One + One

One + One
Daniel Eatock
Stanley Picker Gallery
8 February - 31 March


Yayoi Kusama

Yoyoi Kusama
Tate Modern
9th February - 5th June 2012

Before "The Rachel"

Immortality and Rebirth

The Ouroboros is an ancient symbol depicting a serpent eating it's own tail, it represents the continuous cycle of life, death and rebirth - the renewal of life and the concept of eternity. Here the Armadillo Lizard rolls up into a ball when frightened, in which it takes its tail in its mouth, allowing itself to be protected by thick scales, becoming the "real" Ouroboros.


The Birth of Eros

The Birth of Eros, 2012
Wax egg, gold chrome lacquer, birthday candles
27cm x 24cm x 24cm

Party Trick pt. II

Party Trick pt. 11, 2012
Video Stills with Subtitles

á votre santé !!!

á votre santé !!! 2012
Sand, ostrich egg, cocktail accessories
24cm x 27cm x 24cm

Party Trick

Party Trick, 2012
chair, plastic foot pump, latex balloon
Dimensions Variable


This is Tomorrow

Emma Hart,  FLASH BACK (Monument to the Unsaved #1) extract,  2012

Emma Hart,  FLASH BACK (Monument to the Unsaved #1) extract, (Detail) 2012 
Naheed Raza, Frozen In Time, 2012

Ed Atkins, Material Witness or a Liquid Cop, 2012


Waste Not

Song Dong: Waste Not
The Curve
15th February - 12th June 2012

Visions, Waves, Roads

Mary Heilmann
Visions, Waves, Roads
Hauser & Wirth
23rd February - 5th April 2012

Club Cool
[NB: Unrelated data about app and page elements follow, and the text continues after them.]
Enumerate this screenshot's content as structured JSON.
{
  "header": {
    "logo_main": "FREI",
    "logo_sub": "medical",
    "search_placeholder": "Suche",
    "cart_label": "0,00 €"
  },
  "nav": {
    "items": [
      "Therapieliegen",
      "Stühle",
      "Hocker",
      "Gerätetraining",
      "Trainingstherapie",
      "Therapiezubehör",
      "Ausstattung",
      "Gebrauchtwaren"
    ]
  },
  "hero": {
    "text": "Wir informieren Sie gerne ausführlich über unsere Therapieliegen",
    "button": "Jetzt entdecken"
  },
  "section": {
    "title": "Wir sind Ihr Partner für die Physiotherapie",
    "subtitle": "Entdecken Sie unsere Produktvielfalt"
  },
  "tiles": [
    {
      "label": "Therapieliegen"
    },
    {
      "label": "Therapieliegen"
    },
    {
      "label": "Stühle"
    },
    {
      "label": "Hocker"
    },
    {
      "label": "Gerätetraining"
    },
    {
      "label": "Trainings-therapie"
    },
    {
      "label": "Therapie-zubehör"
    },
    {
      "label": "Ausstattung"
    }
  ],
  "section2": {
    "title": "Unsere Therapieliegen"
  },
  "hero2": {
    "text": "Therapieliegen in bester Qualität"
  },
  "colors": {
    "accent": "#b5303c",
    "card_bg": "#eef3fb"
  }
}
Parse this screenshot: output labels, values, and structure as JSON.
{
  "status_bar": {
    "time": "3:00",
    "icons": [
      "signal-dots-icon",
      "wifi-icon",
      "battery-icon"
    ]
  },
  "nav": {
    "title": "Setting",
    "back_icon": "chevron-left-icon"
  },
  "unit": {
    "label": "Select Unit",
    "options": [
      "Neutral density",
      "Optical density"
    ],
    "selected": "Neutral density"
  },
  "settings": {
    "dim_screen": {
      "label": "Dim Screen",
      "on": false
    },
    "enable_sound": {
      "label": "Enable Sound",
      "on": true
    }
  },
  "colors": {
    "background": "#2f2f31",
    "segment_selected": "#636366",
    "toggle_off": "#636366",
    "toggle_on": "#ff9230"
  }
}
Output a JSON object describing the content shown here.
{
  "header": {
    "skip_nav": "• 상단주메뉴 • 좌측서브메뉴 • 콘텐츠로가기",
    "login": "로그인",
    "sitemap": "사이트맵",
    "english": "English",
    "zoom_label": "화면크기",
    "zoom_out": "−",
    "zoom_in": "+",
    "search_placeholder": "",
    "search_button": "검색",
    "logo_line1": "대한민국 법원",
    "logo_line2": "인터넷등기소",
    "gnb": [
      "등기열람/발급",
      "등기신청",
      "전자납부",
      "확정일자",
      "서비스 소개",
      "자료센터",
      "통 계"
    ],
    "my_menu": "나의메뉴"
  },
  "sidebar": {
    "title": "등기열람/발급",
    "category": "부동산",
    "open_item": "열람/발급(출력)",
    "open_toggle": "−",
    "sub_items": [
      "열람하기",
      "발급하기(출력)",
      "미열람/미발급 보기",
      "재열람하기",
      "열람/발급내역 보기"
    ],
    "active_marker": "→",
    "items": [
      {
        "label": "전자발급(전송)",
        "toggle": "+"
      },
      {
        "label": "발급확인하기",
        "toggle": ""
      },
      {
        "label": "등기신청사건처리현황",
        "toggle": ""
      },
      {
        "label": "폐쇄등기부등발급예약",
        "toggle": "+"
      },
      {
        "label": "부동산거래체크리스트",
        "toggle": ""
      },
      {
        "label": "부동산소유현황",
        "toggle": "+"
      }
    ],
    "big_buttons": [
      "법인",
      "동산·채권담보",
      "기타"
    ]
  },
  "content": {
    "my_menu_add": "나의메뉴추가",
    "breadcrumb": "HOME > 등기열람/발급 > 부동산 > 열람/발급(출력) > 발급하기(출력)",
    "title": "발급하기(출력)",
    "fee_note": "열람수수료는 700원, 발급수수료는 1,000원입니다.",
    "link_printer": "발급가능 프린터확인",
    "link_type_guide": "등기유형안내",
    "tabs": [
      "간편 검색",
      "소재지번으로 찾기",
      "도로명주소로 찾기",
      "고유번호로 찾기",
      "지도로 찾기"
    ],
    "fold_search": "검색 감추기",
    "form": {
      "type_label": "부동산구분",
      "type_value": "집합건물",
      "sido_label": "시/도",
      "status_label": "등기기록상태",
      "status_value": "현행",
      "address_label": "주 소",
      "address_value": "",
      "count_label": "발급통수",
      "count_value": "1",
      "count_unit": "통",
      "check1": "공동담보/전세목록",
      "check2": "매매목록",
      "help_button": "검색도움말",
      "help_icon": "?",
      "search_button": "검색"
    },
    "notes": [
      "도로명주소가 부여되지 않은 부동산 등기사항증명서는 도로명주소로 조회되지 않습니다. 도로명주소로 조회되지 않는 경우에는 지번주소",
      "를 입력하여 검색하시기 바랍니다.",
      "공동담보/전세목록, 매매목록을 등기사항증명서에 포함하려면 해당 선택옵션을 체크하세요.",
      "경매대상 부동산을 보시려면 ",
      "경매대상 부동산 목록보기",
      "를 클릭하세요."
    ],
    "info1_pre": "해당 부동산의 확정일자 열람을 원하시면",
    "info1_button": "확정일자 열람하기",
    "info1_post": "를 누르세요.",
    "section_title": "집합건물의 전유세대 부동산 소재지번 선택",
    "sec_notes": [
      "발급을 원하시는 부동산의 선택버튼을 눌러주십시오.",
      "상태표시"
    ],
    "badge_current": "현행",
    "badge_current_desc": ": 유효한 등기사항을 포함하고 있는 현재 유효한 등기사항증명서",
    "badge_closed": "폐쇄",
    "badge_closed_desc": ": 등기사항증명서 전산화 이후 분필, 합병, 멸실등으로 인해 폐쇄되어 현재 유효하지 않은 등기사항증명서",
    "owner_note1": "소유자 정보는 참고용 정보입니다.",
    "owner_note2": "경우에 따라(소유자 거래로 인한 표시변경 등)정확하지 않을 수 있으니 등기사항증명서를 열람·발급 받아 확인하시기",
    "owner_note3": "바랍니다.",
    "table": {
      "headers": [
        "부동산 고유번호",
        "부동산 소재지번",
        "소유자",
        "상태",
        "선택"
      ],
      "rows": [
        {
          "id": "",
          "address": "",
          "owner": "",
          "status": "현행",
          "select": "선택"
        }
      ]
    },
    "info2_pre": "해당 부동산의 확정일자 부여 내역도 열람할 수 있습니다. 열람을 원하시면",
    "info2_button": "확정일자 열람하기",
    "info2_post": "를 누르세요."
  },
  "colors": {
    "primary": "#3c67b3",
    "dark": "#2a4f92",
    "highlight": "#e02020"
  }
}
I've been working with these pig snouts since November now, trying to arrange them in various different ways. Either producing multiples of these rhinestoned objects and making them into a disco ball, putting them on turntables, trying to "activate" (I hate that word) them in one way or another. For the January Interim show I placed them atop tall metal rods, implying the ideas encompassed within George Orwell's Animal Farm (1945). Pigs reigning superior, standing on their hind legs above the rest of us - Four Legs Good, Two Legs Bad! In theory, the idea worked, yet the fabrication of the piece didn't work in favour of the objects themselves.

Andie Macario (a student also at Wimbledon College of Art) pretty much saved the day asking me if I could somehow transform these objects into masks, to wear as part of a performance. To make them a little less disgusting and a little more seductive, I injected a little femininity into the idea: A velvet surface to protect the face against the rough edges of the snout, which had previously been a breeding ground for small, vile grubs (soon eradicated with good old hairspray) and by attaching a ribbon fastening.

These photographs were taken in haste, so I apologise for the poor quality -  but you get the idea.
Proper documentation of the snouts as both objects and costume are coming soon.



Sarah Lucas
Sadie Coles
Saturday 3rd March 2012

Gabriel Kuri

Gabriel Kuri
Classical Symmetry, Historical Data, Subjective Judgement
Sadie Coles
1st March - 26 May 2012